··· EXCERPTED RECORDS ···

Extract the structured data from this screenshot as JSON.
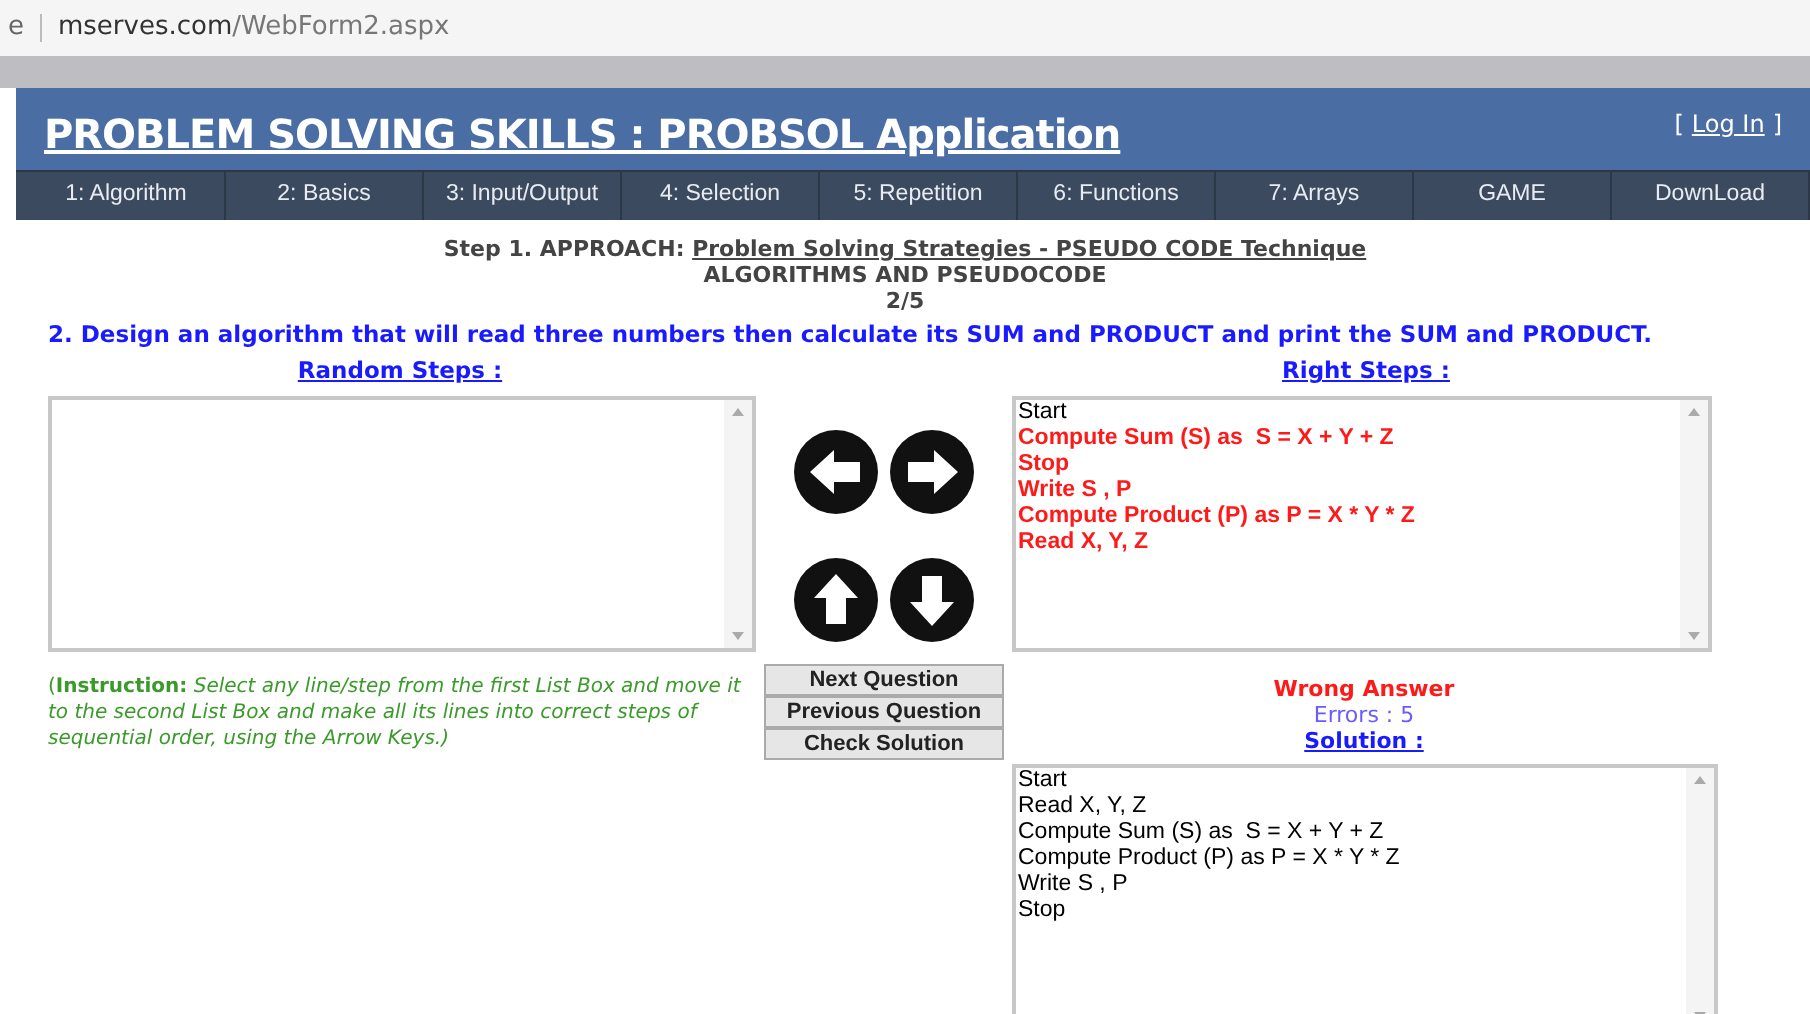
{
  "address_bar": {
    "prefix": "e",
    "url_host": "mserves.com",
    "url_path": "/WebForm2.aspx"
  },
  "header": {
    "title": "PROBLEM SOLVING SKILLS : PROBSOL Application",
    "login": "Log In",
    "login_open": "[",
    "login_close": "]"
  },
  "nav": [
    "1: Algorithm",
    "2: Basics",
    "3: Input/Output",
    "4: Selection",
    "5: Repetition",
    "6: Functions",
    "7: Arrays",
    "GAME",
    "DownLoad"
  ],
  "step": {
    "prefix": "Step 1.  APPROACH: ",
    "link": "Problem Solving Strategies - PSEUDO CODE Technique"
  },
  "subtitle": "ALGORITHMS AND PSEUDOCODE",
  "counter": "2/5",
  "question": "2. Design an algorithm that will read three numbers then calculate its SUM and PRODUCT and print the SUM and PRODUCT.",
  "random_steps": {
    "label": "Random Steps :"
  },
  "right_steps": {
    "label": "Right Steps :",
    "items": [
      {
        "text": "Start",
        "wrong": false
      },
      {
        "text": "Compute Sum (S) as  S = X + Y + Z",
        "wrong": true
      },
      {
        "text": "Stop",
        "wrong": true
      },
      {
        "text": "Write S , P",
        "wrong": true
      },
      {
        "text": "Compute Product (P) as P = X * Y * Z",
        "wrong": true
      },
      {
        "text": "Read X, Y, Z",
        "wrong": true
      }
    ]
  },
  "instruction": "(**Instruction:** *Select any line/step from the first List Box and move it to the second List Box and make all its lines into correct steps of sequential order, using the Arrow Keys.)*",
  "buttons": [
    "Next Question",
    "Previous Question",
    "Check Solution"
  ],
  "result": "Wrong Answer",
  "errors": "Errors : 5",
  "solution": {
    "label": "Solution :",
    "items": [
      "Start",
      "Read X, Y, Z",
      "Compute Sum (S) as  S = X + Y + Z",
      "Compute Product (P) as P = X * Y * Z",
      "Write S , P",
      "Stop"
    ]
  }
}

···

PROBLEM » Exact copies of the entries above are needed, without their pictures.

WRITTEN RESPONSE »
Extract the structured data from this screenshot as JSON.
{
  "address_bar": {
    "prefix": "e",
    "url_host": "mserves.com",
    "url_path": "/WebForm2.aspx"
  },
  "header": {
    "title": "PROBLEM SOLVING SKILLS : PROBSOL Application",
    "login": "Log In",
    "login_open": "[",
    "login_close": "]"
  },
  "nav": [
    "1: Algorithm",
    "2: Basics",
    "3: Input/Output",
    "4: Selection",
    "5: Repetition",
    "6: Functions",
    "7: Arrays",
    "GAME",
    "DownLoad"
  ],
  "step": {
    "prefix": "Step 1.  APPROACH: ",
    "link": "Problem Solving Strategies - PSEUDO CODE Technique"
  },
  "subtitle": "ALGORITHMS AND PSEUDOCODE",
  "counter": "2/5",
  "question": "2. Design an algorithm that will read three numbers then calculate its SUM and PRODUCT and print the SUM and PRODUCT.",
  "random_steps": {
    "label": "Random Steps :"
  },
  "right_steps": {
    "label": "Right Steps :",
    "items": [
      {
        "text": "Start",
        "wrong": false
      },
      {
        "text": "Compute Sum (S) as  S = X + Y + Z",
        "wrong": true
      },
      {
        "text": "Stop",
        "wrong": true
      },
      {
        "text": "Write S , P",
        "wrong": true
      },
      {
        "text": "Compute Product (P) as P = X * Y * Z",
        "wrong": true
      },
      {
        "text": "Read X, Y, Z",
        "wrong": true
      }
    ]
  },
  "instruction": "(**Instruction:** *Select any line/step from the first List Box and move it to the second List Box and make all its lines into correct steps of sequential order, using the Arrow Keys.)*",
  "buttons": [
    "Next Question",
    "Previous Question",
    "Check Solution"
  ],
  "result": "Wrong Answer",
  "errors": "Errors : 5",
  "solution": {
    "label": "Solution :",
    "items": [
      "Start",
      "Read X, Y, Z",
      "Compute Sum (S) as  S = X + Y + Z",
      "Compute Product (P) as P = X * Y * Z",
      "Write S , P",
      "Stop"
    ]
  }
}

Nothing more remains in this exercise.